[PROBLEM DESCRIPTION] Only an exact copy of the entries will serve as the answer.

[INPUT DATA]
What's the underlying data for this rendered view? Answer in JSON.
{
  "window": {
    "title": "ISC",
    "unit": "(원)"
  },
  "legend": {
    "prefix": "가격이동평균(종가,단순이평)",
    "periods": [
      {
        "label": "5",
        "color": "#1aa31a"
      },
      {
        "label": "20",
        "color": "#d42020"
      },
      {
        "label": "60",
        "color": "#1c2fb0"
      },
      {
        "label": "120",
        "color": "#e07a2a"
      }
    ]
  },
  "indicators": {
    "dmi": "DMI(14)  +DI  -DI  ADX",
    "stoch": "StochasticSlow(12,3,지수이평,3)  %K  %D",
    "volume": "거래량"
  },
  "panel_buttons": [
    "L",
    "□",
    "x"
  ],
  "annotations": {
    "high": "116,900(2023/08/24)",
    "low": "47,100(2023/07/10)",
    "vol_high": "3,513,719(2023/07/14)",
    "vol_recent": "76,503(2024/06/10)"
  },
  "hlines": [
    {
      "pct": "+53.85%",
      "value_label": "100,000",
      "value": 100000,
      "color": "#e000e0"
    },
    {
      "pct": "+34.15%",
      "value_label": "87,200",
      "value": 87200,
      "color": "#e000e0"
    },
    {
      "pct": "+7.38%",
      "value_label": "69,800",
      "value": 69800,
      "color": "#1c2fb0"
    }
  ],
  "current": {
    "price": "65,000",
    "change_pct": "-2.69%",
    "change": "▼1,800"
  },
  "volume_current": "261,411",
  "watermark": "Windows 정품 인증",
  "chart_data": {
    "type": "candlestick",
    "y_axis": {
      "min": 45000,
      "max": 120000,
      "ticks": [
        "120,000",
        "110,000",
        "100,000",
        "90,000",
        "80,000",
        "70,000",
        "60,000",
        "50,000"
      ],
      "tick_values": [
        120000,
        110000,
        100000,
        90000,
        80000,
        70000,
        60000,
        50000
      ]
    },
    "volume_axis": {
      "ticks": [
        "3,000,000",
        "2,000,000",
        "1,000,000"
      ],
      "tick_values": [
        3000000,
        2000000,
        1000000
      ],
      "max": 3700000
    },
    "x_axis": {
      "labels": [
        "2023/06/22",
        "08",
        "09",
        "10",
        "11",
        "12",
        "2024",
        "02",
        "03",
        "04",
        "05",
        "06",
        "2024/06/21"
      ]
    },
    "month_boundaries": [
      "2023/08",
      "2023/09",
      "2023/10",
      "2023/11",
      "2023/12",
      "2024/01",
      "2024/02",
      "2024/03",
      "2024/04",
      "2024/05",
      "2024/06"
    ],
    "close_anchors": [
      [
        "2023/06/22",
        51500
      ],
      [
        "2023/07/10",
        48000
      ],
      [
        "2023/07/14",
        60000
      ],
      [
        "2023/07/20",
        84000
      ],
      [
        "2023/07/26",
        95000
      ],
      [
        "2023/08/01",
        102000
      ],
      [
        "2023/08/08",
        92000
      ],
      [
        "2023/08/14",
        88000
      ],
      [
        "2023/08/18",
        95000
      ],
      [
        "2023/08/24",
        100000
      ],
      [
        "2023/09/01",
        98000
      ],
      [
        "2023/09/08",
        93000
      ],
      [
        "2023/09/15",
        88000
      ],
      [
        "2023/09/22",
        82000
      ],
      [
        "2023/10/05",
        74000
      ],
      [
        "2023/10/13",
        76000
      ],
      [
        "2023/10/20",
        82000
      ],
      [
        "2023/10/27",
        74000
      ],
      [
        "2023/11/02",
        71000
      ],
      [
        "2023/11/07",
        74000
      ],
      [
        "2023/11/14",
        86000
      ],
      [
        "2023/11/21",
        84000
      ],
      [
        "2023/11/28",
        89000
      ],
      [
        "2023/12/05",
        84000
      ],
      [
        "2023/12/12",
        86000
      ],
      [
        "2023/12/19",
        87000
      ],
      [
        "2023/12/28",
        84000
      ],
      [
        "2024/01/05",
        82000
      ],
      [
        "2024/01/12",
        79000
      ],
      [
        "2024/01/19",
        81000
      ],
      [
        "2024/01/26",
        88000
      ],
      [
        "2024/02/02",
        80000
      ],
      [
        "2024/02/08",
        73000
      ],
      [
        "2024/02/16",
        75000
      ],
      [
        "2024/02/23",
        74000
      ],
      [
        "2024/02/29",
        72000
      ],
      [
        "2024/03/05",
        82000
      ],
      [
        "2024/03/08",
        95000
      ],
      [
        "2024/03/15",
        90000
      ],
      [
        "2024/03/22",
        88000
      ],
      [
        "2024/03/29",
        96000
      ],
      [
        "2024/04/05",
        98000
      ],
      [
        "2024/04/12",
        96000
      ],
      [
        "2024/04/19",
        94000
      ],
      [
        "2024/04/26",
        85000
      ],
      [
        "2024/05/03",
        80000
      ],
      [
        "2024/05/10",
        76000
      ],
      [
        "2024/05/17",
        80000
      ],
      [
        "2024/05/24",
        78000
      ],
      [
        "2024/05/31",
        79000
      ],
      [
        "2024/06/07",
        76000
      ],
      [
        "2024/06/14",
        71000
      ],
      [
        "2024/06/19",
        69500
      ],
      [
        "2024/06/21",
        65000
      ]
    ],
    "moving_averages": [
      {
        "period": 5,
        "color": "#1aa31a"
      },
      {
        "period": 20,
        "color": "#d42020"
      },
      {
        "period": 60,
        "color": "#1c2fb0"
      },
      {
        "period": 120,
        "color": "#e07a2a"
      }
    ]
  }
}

[OUTPUT OF THE TASK]
What's the underlying data for this rendered view? Answer in JSON.
{
  "window": {
    "title": "ISC",
    "unit": "(원)"
  },
  "legend": {
    "prefix": "가격이동평균(종가,단순이평)",
    "periods": [
      {
        "label": "5",
        "color": "#1aa31a"
      },
      {
        "label": "20",
        "color": "#d42020"
      },
      {
        "label": "60",
        "color": "#1c2fb0"
      },
      {
        "label": "120",
        "color": "#e07a2a"
      }
    ]
  },
  "indicators": {
    "dmi": "DMI(14)  +DI  -DI  ADX",
    "stoch": "StochasticSlow(12,3,지수이평,3)  %K  %D",
    "volume": "거래량"
  },
  "panel_buttons": [
    "L",
    "□",
    "x"
  ],
  "annotations": {
    "high": "116,900(2023/08/24)",
    "low": "47,100(2023/07/10)",
    "vol_high": "3,513,719(2023/07/14)",
    "vol_recent": "76,503(2024/06/10)"
  },
  "hlines": [
    {
      "pct": "+53.85%",
      "value_label": "100,000",
      "value": 100000,
      "color": "#e000e0"
    },
    {
      "pct": "+34.15%",
      "value_label": "87,200",
      "value": 87200,
      "color": "#e000e0"
    },
    {
      "pct": "+7.38%",
      "value_label": "69,800",
      "value": 69800,
      "color": "#1c2fb0"
    }
  ],
  "current": {
    "price": "65,000",
    "change_pct": "-2.69%",
    "change": "▼1,800"
  },
  "volume_current": "261,411",
  "watermark": "Windows 정품 인증",
  "chart_data": {
    "type": "candlestick",
    "y_axis": {
      "min": 45000,
      "max": 120000,
      "ticks": [
        "120,000",
        "110,000",
        "100,000",
        "90,000",
        "80,000",
        "70,000",
        "60,000",
        "50,000"
      ],
      "tick_values": [
        120000,
        110000,
        100000,
        90000,
        80000,
        70000,
        60000,
        50000
      ]
    },
    "volume_axis": {
      "ticks": [
        "3,000,000",
        "2,000,000",
        "1,000,000"
      ],
      "tick_values": [
        3000000,
        2000000,
        1000000
      ],
      "max": 3700000
    },
    "x_axis": {
      "labels": [
        "2023/06/22",
        "08",
        "09",
        "10",
        "11",
        "12",
        "2024",
        "02",
        "03",
        "04",
        "05",
        "06",
        "2024/06/21"
      ]
    },
    "month_boundaries": [
      "2023/08",
      "2023/09",
      "2023/10",
      "2023/11",
      "2023/12",
      "2024/01",
      "2024/02",
      "2024/03",
      "2024/04",
      "2024/05",
      "2024/06"
    ],
    "close_anchors": [
      [
        "2023/06/22",
        51500
      ],
      [
        "2023/07/10",
        48000
      ],
      [
        "2023/07/14",
        60000
      ],
      [
        "2023/07/20",
        84000
      ],
      [
        "2023/07/26",
        95000
      ],
      [
        "2023/08/01",
        102000
      ],
      [
        "2023/08/08",
        92000
      ],
      [
        "2023/08/14",
        88000
      ],
      [
        "2023/08/18",
        95000
      ],
      [
        "2023/08/24",
        100000
      ],
      [
        "2023/09/01",
        98000
      ],
      [
        "2023/09/08",
        93000
      ],
      [
        "2023/09/15",
        88000
      ],
      [
        "2023/09/22",
        82000
      ],
      [
        "2023/10/05",
        74000
      ],
      [
        "2023/10/13",
        76000
      ],
      [
        "2023/10/20",
        82000
      ],
      [
        "2023/10/27",
        74000
      ],
      [
        "2023/11/02",
        71000
      ],
      [
        "2023/11/07",
        74000
      ],
      [
        "2023/11/14",
        86000
      ],
      [
        "2023/11/21",
        84000
      ],
      [
        "2023/11/28",
        89000
      ],
      [
        "2023/12/05",
        84000
      ],
      [
        "2023/12/12",
        86000
      ],
      [
        "2023/12/19",
        87000
      ],
      [
        "2023/12/28",
        84000
      ],
      [
        "2024/01/05",
        82000
      ],
      [
        "2024/01/12",
        79000
      ],
      [
        "2024/01/19",
        81000
      ],
      [
        "2024/01/26",
        88000
      ],
      [
        "2024/02/02",
        80000
      ],
      [
        "2024/02/08",
        73000
      ],
      [
        "2024/02/16",
        75000
      ],
      [
        "2024/02/23",
        74000
      ],
      [
        "2024/02/29",
        72000
      ],
      [
        "2024/03/05",
        82000
      ],
      [
        "2024/03/08",
        95000
      ],
      [
        "2024/03/15",
        90000
      ],
      [
        "2024/03/22",
        88000
      ],
      [
        "2024/03/29",
        96000
      ],
      [
        "2024/04/05",
        98000
      ],
      [
        "2024/04/12",
        96000
      ],
      [
        "2024/04/19",
        94000
      ],
      [
        "2024/04/26",
        85000
      ],
      [
        "2024/05/03",
        80000
      ],
      [
        "2024/05/10",
        76000
      ],
      [
        "2024/05/17",
        80000
      ],
      [
        "2024/05/24",
        78000
      ],
      [
        "2024/05/31",
        79000
      ],
      [
        "2024/06/07",
        76000
      ],
      [
        "2024/06/14",
        71000
      ],
      [
        "2024/06/19",
        69500
      ],
      [
        "2024/06/21",
        65000
      ]
    ],
    "moving_averages": [
      {
        "period": 5,
        "color": "#1aa31a"
      },
      {
        "period": 20,
        "color": "#d42020"
      },
      {
        "period": 60,
        "color": "#1c2fb0"
      },
      {
        "period": 120,
        "color": "#e07a2a"
      }
    ]
  }
}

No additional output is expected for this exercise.